What causes heart disease?
There are lots of different heart problems and conditions, which collectively are known as heart disease, two of the most sudden and life-threatening of these conditions are a heart attack and stroke.
- A heart attack is the sudden loss of oxygen-rich blood to the heart muscle.
- Stroke is the sudden loss of oxygen-rich blood to the brain muscle.
Most heart attacks and strokes are caused by a process called atherosclerosis. This is the narrowing of our arteries, which supply our heart and brain muscles with oxygen-rich blood. Over time, fatty materials gradually build up on the walls of the arteries, if a piece of this material breaks off it can cause a blood clot (blockage).
If this happens in our coronary artery, it can cut off the supply of oxygen-rich blood to our heart muscle, causing a heart attack. If it happens in an artery supplying our brain with oxygen-rich blood, this is a stroke.Common risk factors
There are certain risk factors that will increase our chances of developing atherosclerosis and heart disease, some of which obviously we are unable to change, such as age, gender, a family history of heart disease or our ethnic background.
But there are many factors which we are able to do something about, which will make a big difference to our heart and overall health.
- Being overweight or obese
- Lack of exercise
- Type II Diabetes
- High blood pressure
- High LDL cholesterol levels
Evidence from many studies has shown that the best ways to reduce the risk factors above and keep not just our hearts healthy, but improve our overall health, are to:
Try to reduce and stop smoking:
If you are a smoker, the British heart foundation rates giving up smoking as "the single best thing you can do for your heart health. Smokers are nearly twice as likely to have a heart attack than those who have never smoked".
Aim for a more balanced diet:
A more healthy, balanced diet will help stop us gaining too much weight and lose some if we need to (in a sustainable, long-term way) It will also lower cholesterol levels and reduce our risks of developing high blood pressure and diabetes.
- This includes a diet high in different kinds of vegetables and fruit (aim for at least five 80g portions each day)
- Lots of starchy foods like pasta, potatoes, bread and rice (if possible choose wholegrain types)
- Some meat, fish, eggs, beans and other non-dairy protein sources
- Some milk and dairy foods
- Aim to limit foods that are high in sugar, fat, and salt as much as possible
- Using herbs and spices for seasoning when cooking instead of salt.
- Grilling foods more and frying less, or if frying, using less oil and draining well.

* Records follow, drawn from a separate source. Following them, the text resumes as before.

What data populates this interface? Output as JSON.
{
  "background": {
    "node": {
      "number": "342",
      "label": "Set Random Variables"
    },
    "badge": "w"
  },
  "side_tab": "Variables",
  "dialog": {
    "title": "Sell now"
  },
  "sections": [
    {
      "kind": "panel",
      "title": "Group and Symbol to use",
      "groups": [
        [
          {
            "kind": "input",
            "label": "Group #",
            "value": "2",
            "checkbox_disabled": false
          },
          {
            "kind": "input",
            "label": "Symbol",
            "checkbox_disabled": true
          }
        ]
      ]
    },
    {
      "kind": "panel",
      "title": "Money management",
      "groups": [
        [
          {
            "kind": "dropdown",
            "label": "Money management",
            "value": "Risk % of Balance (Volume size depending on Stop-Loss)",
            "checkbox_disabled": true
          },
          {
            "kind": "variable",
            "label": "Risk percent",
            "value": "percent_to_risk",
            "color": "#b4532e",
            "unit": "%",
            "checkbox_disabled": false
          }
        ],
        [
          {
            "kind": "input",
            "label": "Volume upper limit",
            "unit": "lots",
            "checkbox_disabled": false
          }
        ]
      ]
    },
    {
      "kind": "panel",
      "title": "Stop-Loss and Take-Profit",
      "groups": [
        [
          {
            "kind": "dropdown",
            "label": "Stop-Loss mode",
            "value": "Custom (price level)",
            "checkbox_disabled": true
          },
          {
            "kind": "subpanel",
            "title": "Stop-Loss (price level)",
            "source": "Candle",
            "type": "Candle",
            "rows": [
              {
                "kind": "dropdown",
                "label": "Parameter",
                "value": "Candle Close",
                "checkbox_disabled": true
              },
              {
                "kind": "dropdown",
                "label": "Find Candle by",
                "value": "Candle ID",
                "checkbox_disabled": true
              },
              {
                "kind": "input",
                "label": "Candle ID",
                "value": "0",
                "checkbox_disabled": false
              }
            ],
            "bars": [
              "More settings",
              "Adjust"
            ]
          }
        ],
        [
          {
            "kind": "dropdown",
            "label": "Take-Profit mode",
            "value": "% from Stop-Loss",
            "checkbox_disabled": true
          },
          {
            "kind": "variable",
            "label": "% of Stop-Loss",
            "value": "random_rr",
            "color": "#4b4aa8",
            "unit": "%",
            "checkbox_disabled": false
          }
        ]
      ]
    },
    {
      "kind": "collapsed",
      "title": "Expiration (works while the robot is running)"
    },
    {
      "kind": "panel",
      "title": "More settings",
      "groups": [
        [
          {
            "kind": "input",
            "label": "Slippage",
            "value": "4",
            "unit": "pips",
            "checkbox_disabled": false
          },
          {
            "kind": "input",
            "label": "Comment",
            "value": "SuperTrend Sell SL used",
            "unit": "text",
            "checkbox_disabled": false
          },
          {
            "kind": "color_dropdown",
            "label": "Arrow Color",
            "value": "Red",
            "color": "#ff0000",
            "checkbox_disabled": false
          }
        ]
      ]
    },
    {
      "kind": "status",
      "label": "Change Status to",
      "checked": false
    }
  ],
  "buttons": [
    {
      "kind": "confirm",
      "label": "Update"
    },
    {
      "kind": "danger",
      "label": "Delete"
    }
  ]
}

- Try to reduce alcohol consumption to recommended levels of no more than 14 units per week
Increase our activity levels:
The recommended activity levels are 150 minutes (2 1/2 hours) of moderate level exercise each week, but this doesn't have to mean going for a run or joining a gym. It can be a brisk 20 min walk, a cycle, a swim, dancing, yoga, or any other activity we enjoy that raises the heart rate and has us breathing more heavily.
Remember, all our activity counts, and we can easily add more throughout the day.
- Getting off the bus a few stops early or parking further away and walking the rest.
- Using the stairs instead of the lift or escalator
- Doing the gardening
- Going for a walk with family or friends
- Walking the dog (or a friends)
- Walking the kids to or from school
- Doing the hoovering and other housework
Certain ethnic groups in the UK may be at greater risk of developing heart disease, this can be due to many reasons, such as cultural, lifestyle and genetic factors.
People in the UK from a South Asian background such as Indian, Bangladeshi or Pakistani, may have an increased risk of developing coronary heart disease which could lead to a heart attack, over 65-year-olds in these groups are also at greater risk of having a stroke.
Those from an African Caribbean background may have an increased risk of developing high blood pressure, which if left unchecked can lead to an increased risk of developing coronary heart disease or having a stroke.
Whether we are thinking about ways we can reduce the chances of developing heart disease or are currently already living with the condition. Even making a few of the changes mentioned above will help to reduce or stop altogether many of the risk factors involved, reducing our likelihood of developing heart disease or the risk of it recurring or getting any worse.